PROBLEM DETAILS.
In the records below, find each line that holds "title" and return it.

DATA.
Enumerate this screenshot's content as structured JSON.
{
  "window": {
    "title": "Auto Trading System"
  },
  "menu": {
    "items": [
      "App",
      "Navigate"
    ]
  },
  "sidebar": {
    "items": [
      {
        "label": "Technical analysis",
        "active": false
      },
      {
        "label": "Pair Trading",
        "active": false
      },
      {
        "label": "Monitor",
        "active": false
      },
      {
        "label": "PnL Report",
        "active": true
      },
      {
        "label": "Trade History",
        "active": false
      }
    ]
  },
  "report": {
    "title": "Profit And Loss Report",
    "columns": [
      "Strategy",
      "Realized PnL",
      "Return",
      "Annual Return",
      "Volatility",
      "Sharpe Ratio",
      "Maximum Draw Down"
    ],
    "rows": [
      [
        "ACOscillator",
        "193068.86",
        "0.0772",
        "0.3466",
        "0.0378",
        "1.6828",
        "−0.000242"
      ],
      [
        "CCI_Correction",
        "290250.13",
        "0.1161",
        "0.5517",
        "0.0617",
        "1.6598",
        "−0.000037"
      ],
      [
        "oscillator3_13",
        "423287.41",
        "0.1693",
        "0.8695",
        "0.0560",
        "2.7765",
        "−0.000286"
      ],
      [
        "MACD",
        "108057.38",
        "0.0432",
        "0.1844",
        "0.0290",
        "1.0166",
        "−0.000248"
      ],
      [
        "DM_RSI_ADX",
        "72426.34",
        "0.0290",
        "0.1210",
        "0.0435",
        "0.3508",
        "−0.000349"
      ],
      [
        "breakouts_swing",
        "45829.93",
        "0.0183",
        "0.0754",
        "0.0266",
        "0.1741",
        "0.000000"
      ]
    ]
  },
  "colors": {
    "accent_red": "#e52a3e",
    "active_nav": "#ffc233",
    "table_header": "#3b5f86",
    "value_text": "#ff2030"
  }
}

COMPLETED EXERCISE.
    "title": "Auto Trading System"
    "title": "Profit And Loss Report",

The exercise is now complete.